Problem: Scan the entries below, and for each line that includes the word "JSON", make a copy.

+ + + + + + +

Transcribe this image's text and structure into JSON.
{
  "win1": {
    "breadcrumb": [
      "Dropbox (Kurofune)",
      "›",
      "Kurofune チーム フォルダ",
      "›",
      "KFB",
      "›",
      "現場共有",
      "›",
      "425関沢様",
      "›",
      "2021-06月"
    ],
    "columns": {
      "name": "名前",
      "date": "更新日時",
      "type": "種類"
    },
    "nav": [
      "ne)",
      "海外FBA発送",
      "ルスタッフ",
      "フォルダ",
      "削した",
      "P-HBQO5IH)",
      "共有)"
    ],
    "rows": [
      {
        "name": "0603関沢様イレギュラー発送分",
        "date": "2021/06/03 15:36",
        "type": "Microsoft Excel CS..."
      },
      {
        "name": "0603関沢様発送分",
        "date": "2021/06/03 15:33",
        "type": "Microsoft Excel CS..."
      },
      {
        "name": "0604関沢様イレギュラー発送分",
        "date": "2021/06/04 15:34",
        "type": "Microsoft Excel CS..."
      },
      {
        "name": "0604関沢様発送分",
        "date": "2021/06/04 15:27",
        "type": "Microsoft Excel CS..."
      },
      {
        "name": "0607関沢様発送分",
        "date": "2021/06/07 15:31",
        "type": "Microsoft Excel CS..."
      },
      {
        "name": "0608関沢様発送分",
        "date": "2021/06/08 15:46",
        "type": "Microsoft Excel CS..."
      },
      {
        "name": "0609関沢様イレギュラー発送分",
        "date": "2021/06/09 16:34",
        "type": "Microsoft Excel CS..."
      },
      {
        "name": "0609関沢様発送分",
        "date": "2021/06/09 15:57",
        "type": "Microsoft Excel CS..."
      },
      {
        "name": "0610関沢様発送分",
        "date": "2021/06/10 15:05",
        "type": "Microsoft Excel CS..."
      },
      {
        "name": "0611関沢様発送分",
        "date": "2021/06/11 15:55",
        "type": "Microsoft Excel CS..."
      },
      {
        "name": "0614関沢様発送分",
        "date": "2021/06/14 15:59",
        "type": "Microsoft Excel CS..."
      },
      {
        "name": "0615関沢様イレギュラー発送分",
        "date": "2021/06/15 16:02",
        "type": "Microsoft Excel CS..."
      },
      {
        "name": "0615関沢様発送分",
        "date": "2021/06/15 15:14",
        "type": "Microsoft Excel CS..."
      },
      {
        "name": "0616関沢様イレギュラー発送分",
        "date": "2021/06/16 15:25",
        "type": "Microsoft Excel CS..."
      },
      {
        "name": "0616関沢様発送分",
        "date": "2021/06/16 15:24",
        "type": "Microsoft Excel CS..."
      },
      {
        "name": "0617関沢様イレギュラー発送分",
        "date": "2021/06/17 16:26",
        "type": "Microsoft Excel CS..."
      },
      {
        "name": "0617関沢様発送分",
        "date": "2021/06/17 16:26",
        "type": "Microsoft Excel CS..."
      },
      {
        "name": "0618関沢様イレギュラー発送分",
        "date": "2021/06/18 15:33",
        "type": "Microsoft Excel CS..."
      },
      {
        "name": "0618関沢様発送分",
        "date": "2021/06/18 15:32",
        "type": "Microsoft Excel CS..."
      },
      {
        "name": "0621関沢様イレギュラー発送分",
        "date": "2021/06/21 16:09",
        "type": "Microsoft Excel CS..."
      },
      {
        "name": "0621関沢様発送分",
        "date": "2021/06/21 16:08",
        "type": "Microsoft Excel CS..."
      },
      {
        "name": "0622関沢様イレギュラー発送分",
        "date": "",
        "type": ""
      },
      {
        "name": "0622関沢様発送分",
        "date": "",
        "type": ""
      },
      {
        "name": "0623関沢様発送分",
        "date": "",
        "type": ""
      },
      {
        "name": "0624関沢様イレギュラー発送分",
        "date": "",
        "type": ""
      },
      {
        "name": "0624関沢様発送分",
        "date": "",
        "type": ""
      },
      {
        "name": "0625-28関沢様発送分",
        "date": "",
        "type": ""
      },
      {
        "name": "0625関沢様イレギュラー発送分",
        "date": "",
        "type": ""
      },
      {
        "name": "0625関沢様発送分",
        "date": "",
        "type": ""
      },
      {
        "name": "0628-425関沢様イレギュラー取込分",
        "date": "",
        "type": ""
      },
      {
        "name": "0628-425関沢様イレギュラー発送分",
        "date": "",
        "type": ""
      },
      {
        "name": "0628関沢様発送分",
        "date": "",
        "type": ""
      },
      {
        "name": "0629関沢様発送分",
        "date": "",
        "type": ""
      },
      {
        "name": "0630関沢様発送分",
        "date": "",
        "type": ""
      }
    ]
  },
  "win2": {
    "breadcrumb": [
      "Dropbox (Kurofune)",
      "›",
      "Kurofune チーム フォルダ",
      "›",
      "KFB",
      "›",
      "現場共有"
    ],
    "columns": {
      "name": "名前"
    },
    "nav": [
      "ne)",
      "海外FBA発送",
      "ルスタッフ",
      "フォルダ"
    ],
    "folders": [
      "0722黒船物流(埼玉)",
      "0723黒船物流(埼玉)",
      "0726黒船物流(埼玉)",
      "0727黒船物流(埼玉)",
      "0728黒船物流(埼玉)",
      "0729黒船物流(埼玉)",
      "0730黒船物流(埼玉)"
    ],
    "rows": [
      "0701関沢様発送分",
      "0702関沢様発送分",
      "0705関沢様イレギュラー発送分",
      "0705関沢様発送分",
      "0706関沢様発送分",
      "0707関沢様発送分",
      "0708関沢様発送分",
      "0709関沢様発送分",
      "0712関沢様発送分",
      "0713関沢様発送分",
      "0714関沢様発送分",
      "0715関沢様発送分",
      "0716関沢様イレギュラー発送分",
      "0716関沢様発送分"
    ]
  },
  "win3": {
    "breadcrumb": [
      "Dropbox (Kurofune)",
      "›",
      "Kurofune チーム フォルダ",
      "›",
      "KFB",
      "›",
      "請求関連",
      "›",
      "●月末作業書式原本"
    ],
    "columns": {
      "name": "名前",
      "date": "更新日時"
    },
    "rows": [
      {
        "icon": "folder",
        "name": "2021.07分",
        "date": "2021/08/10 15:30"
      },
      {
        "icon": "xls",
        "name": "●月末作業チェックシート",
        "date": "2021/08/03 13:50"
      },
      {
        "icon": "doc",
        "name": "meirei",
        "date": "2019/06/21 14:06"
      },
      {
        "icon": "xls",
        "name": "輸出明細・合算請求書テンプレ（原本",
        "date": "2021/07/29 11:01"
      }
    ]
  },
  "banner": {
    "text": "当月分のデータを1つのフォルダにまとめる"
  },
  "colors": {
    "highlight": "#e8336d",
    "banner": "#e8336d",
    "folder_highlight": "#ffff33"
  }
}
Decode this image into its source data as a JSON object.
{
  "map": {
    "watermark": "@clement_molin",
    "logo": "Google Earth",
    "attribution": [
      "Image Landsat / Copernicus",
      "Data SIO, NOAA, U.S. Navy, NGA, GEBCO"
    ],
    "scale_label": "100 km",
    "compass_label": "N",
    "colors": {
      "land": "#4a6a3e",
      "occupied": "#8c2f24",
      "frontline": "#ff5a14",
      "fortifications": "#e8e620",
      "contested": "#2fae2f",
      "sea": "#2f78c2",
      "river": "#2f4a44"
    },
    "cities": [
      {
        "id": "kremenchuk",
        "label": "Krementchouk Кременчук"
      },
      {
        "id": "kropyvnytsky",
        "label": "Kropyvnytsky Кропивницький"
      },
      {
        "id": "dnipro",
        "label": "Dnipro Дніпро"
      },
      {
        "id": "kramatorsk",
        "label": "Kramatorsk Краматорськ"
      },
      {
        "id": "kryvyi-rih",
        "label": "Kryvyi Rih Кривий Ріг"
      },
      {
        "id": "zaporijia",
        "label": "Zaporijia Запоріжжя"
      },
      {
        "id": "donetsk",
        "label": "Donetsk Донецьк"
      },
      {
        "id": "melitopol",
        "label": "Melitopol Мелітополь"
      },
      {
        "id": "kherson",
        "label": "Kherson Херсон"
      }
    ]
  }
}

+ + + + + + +

Response below:
Transcribe this image's text and structure into JSON.
Decode this image into its source data as a JSON object.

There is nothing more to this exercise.